As of 2010 Steven Moffat will be replacing Russell T. Davies as lead writer and executive producer of Doctor Who. In 2005 Davies revived the series, which had been dormant (bar the odd US co-production or audiodrama) since 1989, for BBC Wales. It won awards and was successful enough to spawn the spin-offs Sarah Jane Adventures and the popular-in-America Torchwood. He is replaced by Moffat, one of the regular writers on the show, whose highly acclaimed episodes have won a number of awards and nominations. "I applied before but I got knocked back 'cos the BBC wanted someone else. Also I was seven. Anyway, I'm glad the BBC has finally seen the light and it's a huge honour to be following Russell into the best - and the toughest - job in television. I say toughest 'cos Russell's at my window right now, pointing and laughing."
Dan Dare, pilot of the future, scourge of the Venusian Mekon menace, and modernist architectural inspiration?
The Return of a Clockwork Orange - Writers, artists, directors, UK film censors and starring actor Malcolm McDowell discuss Stanley Kubrick's classic film A Clockwork Orange
The 50 greatest British writers since 1945. A few interesting choices here... the 'novelist's poet' at #1 seems fair enough, but this one, this one and this one?
Morrissey makes some controversial remarks to the NME. Defensive explanations by the interviewer, attempts at defusing the situation and threats of legal action ensue, as does satire.
For those of us who thought the BBC's mammoth self- marketing campaigns were one of the symptions of modern marketing excess, a trawl on the Internet has turned up this John Cleese-presented advertisment on What Have the BBC Ever Given Us?. And it being the BBC, Spitting Image have the right of rebuttal... [more inside]
The UK media is like a "Feral Beast", and is undermining Britain, says Tony Blair. Simon Kelner, editor of The Independent, responds. Some reasons why Blair might not be too keen on the press.
The British Olympic Committee unveiled the logo and branding for London 2012 today, at a cost of £400,000 (USD796,000). Reaction has been swift - a petition to change the logo or go back to the old one has already reached 10,000 signatures.
In Britain: Upper class, Upper middle class, Middle class, Lower middle class, Working class. An American on class.
Sorry lads - Wank Week is cancelled. Channel 4's planned series on masturbation, which would have come this month and which was to feature such illuminating documentaries as "I Can't Stop Wanking" and "Masturbation for Women" (email@example.com/tester), as well as a portrait of the UK's first masturbate-a-thon, has been pulled as a result of the recent Big Brother controversy. Would-be viewers feel stiffed and wonder why 4 is being so hard on its viewers, who are now left to entertain themselves.

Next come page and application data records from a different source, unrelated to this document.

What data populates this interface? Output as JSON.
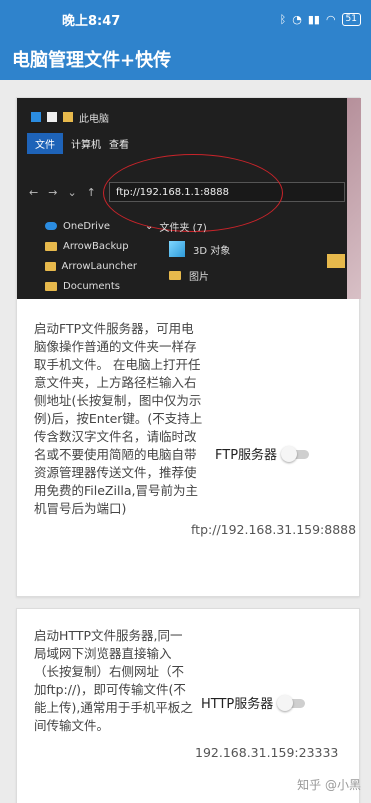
{
  "statusbar": {
    "time": "晚上8:47",
    "battery": "51"
  },
  "appbar": {
    "title": "电脑管理文件+快传"
  },
  "ftp_card": {
    "explorer": {
      "window_title": "此电脑",
      "menu": [
        "文件",
        "计算机",
        "查看"
      ],
      "address": "ftp://192.168.1.1:8888",
      "sidebar": [
        "OneDrive",
        "ArrowBackup",
        "ArrowLauncher",
        "Documents"
      ],
      "section": "文件夹 (7)",
      "items": [
        "3D 对象",
        "图片"
      ]
    },
    "description": "启动FTP文件服务器，可用电脑像操作普通的文件夹一样存取手机文件。 在电脑上打开任意文件夹，上方路径栏输入右侧地址(长按复制，图中仅为示例)后，按Enter键。(不支持上传含数汉字文件名，请临时改名或不要使用简陋的电脑自带资源管理器传送文件，推荐使用免费的FileZilla,冒号前为主机冒号后为端口)",
    "server_label": "FTP服务器",
    "toggle_on": false,
    "address": "ftp://192.168.31.159:8888"
  },
  "http_card": {
    "description": "启动HTTP文件服务器,同一局域网下浏览器直接输入（长按复制）右侧网址（不加ftp://)，即可传输文件(不能上传),通常用于手机平板之间传输文件。",
    "server_label": "HTTP服务器",
    "toggle_on": false,
    "address": "192.168.31.159:23333"
  },
  "watermark": "知乎 @小黑"
}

30 years of thrillpower! British weekly comic 2000ad celebrates it's 30th aniversary. Previously discussed here, current Tharg Matt Smith interviewed, special birthday Prog. Splundig vur thrigg!